The novelty factor of a very talented white rapper explains why critics and baby boomers, who are not in hip hop's main demographic, but who are still purchasing Eminem records, started listening to his music and got hooked. While his songs signal of class oppression, sexual frustration, homophobia, and misogynies, the mainstream music buyers have nevertheless rewarded his talent with the dollars from their wallets. Urban street culture, hip hop and rap are typical associations with the black poor, but somehow, a “white” poor guy raises questions that are disconcerting, and at the same time fascinating, to Mainstream America.
Eminem is certainly not the first commercially successful white rapper (that would be the Beastie Boys) nor is he the first artist associated with the “whitening” of hip-hop (that would be Vanilla Ice). He actually fits more closely into a collection of white artists that includes more modest successes like Third Base and House of Pain.
Right now, Eminem finds himself in the drivers seat, because he is, in reality, probably the most talented white rapper to yet emerge. His cadence (or flow) is infectious; Em definitely has a lyrical gift. He has without a doubt proven that race and the perception of not being authentic can be overcome with talent and success.

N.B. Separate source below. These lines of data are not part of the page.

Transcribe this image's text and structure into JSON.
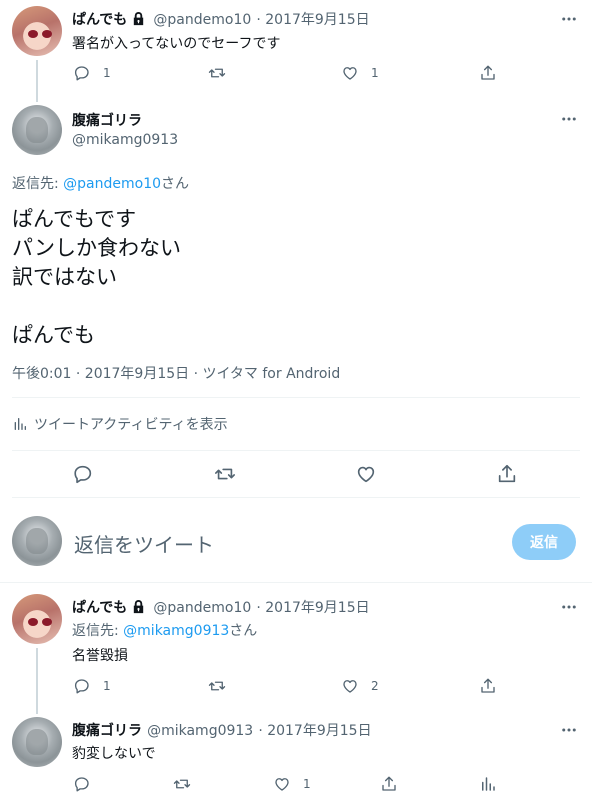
{
  "tweet1": {
    "name": "ぱんでも",
    "handle": "@pandemo10",
    "date": "· 2017年9月15日",
    "text": "署名が入ってないのでセーフです",
    "reply_count": "1",
    "like_count": "1"
  },
  "main_tweet": {
    "name": "腹痛ゴリラ",
    "handle": "@mikamg0913",
    "reply_to_prefix": "返信先: ",
    "reply_to_handle": "@pandemo10",
    "reply_to_suffix": "さん",
    "lines": [
      "ぱんでもです",
      "パンしか食わない",
      "訳ではない",
      "",
      "ぱんでも"
    ],
    "timestamp": "午後0:01 · 2017年9月15日 · ツイタマ for Android",
    "activity_label": "ツイートアクティビティを表示"
  },
  "compose": {
    "placeholder": "返信をツイート",
    "reply_button": "返信"
  },
  "tweet3": {
    "name": "ぱんでも",
    "handle": "@pandemo10",
    "date": "· 2017年9月15日",
    "reply_to_prefix": "返信先: ",
    "reply_to_handle": "@mikamg0913",
    "reply_to_suffix": "さん",
    "text": "名誉毀損",
    "reply_count": "1",
    "like_count": "2"
  },
  "tweet4": {
    "name": "腹痛ゴリラ",
    "handle": "@mikamg0913",
    "date": "· 2017年9月15日",
    "text": "豹変しないで",
    "like_count": "1"
  },
  "icons": [
    "lock-icon",
    "more-icon",
    "reply-icon",
    "retweet-icon",
    "like-icon",
    "share-icon",
    "analytics-icon"
  ],
  "colors": {
    "accent": "#1d9bf0",
    "muted": "#536471",
    "text": "#0f1419",
    "reply_button_disabled": "#8ecdf8"
  }
}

I though it was interesting to compare and contrast Mike from the Cutler article, and Eminem. Both are white Anglo-Saxon males, and have appropriated hip-hop culture starting at a very young age. For Mike, now a 19 year old boy from New York City, the first noticeable appropriation began at age 13 when his family members and friends started noticing that he was beginning to identify with hip hop culture. This was initially manifested in the clothing that he chose to wear such as baggy jeans, reverse baseball caps, designer sneakers, and a growing taste for rap music. Eminem, in stark contrast to this, grew up in what seems to be similar and parallel world to many poor youths living in the inner cities. His father abandoned his family when he was 18 months old, and his mother raised him in poverty. His affinity to hip hop began at around the same age as Mike, and he was publically performing RAP’s at the age of 14 after settling down with his mom in the Detroit suburb of Warren, MI. Eminem eventually parlayed his appropriation of hip hop into a multi national career, bringing him fame and fortune, but Mike at the age of 19 has largely shed the gangster/ghetto image associated with hip hop, and now sports a “preppie” look. He attends a conservative private college and is in his sophomore year of study. Cutler correctly points out in her article that “the language, the music and fashions of black culture have long provided a rich source of inspiration for whites and others in the US and around the world” and not withstanding the very different places that they ended up, both Mike and Em owe much of what they have experienced to this fact. The stories of Mike and Eminem help us to see that appropriation and the adoption of cultural identities can and should be viewed from many perspectives and should also be recognized for the unique situations, motivating factors, and often interesting stories that are behind each one.